Currently, there are six notable trends in buying and selling in the stock market. U.S. stocks are being purchased by corporations and individuals; however, foreigners, hedge funds, institutions and insiders are net sellers.
According to data from FactSet, S&P 500 companies bought back about $160 billion in stock in the first quarter of 2014, and are on pace for an amount this quarter that is close to the all-time high of $172 billion set in the third quarter of 2007. Corporations have been decreasing the amount of shares in the market for 10 straight quarters. Over the past year, this has amounted to about 3% of shares outstanding in the S&P 500.Why does this matter? Individual investors tend to pile into the market near the top so that they buy high and sell low.

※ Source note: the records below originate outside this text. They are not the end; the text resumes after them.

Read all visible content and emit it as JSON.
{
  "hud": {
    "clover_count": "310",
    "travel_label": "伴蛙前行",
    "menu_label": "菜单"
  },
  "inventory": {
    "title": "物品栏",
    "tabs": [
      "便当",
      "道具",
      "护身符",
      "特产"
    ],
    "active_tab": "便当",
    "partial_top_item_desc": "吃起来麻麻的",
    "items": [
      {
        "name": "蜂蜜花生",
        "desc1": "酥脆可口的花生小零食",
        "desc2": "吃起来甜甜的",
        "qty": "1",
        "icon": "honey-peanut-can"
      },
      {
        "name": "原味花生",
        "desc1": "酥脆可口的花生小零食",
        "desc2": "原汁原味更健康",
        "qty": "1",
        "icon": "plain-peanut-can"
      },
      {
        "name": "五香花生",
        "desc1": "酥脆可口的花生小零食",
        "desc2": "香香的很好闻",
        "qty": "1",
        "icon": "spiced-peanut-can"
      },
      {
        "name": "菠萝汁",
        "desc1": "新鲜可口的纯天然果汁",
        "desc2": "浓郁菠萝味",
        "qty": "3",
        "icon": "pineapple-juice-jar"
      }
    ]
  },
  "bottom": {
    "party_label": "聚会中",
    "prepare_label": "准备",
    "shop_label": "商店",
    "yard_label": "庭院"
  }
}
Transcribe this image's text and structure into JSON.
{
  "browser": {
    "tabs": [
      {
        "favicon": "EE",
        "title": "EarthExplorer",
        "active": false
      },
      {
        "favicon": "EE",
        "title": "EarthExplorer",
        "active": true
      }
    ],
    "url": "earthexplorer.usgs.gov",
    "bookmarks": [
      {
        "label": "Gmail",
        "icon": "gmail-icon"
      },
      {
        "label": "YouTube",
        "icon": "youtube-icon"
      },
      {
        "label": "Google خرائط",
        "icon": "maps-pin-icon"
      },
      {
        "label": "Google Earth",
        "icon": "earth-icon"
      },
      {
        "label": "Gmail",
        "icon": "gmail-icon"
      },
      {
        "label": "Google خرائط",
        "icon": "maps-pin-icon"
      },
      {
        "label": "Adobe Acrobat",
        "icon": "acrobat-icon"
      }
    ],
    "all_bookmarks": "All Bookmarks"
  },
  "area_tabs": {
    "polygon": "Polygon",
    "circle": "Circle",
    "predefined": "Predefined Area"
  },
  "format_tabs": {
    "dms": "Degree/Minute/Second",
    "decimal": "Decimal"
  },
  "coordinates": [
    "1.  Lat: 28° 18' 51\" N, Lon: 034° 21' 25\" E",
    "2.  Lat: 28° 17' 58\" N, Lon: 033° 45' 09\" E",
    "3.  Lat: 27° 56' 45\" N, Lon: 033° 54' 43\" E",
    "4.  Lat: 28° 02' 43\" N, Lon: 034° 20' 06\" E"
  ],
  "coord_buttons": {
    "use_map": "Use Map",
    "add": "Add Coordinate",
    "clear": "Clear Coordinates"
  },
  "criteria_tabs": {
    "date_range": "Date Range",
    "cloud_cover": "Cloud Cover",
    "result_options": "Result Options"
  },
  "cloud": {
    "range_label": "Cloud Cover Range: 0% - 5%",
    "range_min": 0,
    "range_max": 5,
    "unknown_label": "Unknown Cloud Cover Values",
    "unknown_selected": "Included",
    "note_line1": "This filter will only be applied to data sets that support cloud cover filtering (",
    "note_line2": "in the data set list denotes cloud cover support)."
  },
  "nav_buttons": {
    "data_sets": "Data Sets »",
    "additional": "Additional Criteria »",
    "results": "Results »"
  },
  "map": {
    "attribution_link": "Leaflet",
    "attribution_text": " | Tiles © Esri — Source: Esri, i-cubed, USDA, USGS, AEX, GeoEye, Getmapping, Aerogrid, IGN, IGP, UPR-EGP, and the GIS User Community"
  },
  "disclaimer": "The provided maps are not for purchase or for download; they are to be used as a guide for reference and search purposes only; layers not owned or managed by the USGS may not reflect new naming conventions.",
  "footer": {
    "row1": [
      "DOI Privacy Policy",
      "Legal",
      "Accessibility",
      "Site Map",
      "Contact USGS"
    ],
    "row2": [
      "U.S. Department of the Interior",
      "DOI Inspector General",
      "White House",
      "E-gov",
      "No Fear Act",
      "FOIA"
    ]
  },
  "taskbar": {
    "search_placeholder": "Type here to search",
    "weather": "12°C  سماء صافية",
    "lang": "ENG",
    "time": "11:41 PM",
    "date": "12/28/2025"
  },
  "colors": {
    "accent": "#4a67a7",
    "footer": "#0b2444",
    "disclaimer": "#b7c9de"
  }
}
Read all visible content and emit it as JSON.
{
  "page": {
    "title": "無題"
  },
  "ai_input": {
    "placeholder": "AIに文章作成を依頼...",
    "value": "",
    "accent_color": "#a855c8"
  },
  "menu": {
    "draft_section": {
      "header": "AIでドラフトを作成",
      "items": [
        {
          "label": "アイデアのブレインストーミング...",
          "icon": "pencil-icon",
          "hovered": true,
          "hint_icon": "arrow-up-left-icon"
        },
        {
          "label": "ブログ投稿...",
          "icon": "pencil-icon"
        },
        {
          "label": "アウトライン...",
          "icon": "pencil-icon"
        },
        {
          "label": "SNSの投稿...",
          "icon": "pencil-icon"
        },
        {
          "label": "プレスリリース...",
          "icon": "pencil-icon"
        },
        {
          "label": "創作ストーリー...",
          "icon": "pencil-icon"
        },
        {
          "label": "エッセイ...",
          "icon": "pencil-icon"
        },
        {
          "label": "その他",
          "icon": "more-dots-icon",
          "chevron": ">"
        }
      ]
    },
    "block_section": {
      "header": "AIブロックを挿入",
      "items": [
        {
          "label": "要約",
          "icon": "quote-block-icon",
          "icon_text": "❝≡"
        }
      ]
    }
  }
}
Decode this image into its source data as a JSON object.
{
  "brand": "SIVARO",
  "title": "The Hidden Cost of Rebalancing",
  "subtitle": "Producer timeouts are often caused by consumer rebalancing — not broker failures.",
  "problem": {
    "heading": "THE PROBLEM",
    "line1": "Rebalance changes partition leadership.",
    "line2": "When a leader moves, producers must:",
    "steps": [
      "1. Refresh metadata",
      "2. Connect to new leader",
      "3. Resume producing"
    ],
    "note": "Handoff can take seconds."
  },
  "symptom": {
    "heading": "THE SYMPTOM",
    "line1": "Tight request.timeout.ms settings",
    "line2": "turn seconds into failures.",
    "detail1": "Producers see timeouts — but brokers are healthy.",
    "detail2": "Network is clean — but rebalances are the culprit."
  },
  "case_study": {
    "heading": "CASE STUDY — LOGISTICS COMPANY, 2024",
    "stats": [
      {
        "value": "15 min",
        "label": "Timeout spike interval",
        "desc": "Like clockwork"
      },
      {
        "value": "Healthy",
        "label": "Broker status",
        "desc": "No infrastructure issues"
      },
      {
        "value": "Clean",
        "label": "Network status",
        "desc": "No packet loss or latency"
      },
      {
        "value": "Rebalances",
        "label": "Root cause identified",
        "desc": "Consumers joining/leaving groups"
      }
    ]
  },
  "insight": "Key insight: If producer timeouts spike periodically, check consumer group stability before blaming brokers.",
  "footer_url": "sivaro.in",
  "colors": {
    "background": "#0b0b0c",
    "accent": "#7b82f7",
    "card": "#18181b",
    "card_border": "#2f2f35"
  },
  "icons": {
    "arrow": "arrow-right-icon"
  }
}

Individuals are a small part of the market, so they function mainly as an indicator that the end is near.
Corporate buying is a much larger segment, large enough to overwhelm institutional selling and cause the market to rise. Corporations are borrowing to purchase their own stocks and pump up returns. This deflates the price/earnings ratio by inflating the earnings per share. So while I'm not a big fan of PE ratios as a guide to investing, corporate buy-backs make the ratio even less worthwhile.
But the main problem with corporate buy-backs is that the corporations are borrowing to buy. That pumps up the price of the stocks, makes management look better and in some cases triggers options and bonuses for them.
Kleintop expects institutional selling to continue. So what happens when profits go south and corporations have trouble making the payments on the loans? It will take out the largest group of buyers in the market this year. Most will have to sell the stocks they bought for a loss. That will accelerate any decline in the stock market that follows a bad earnings reporting season.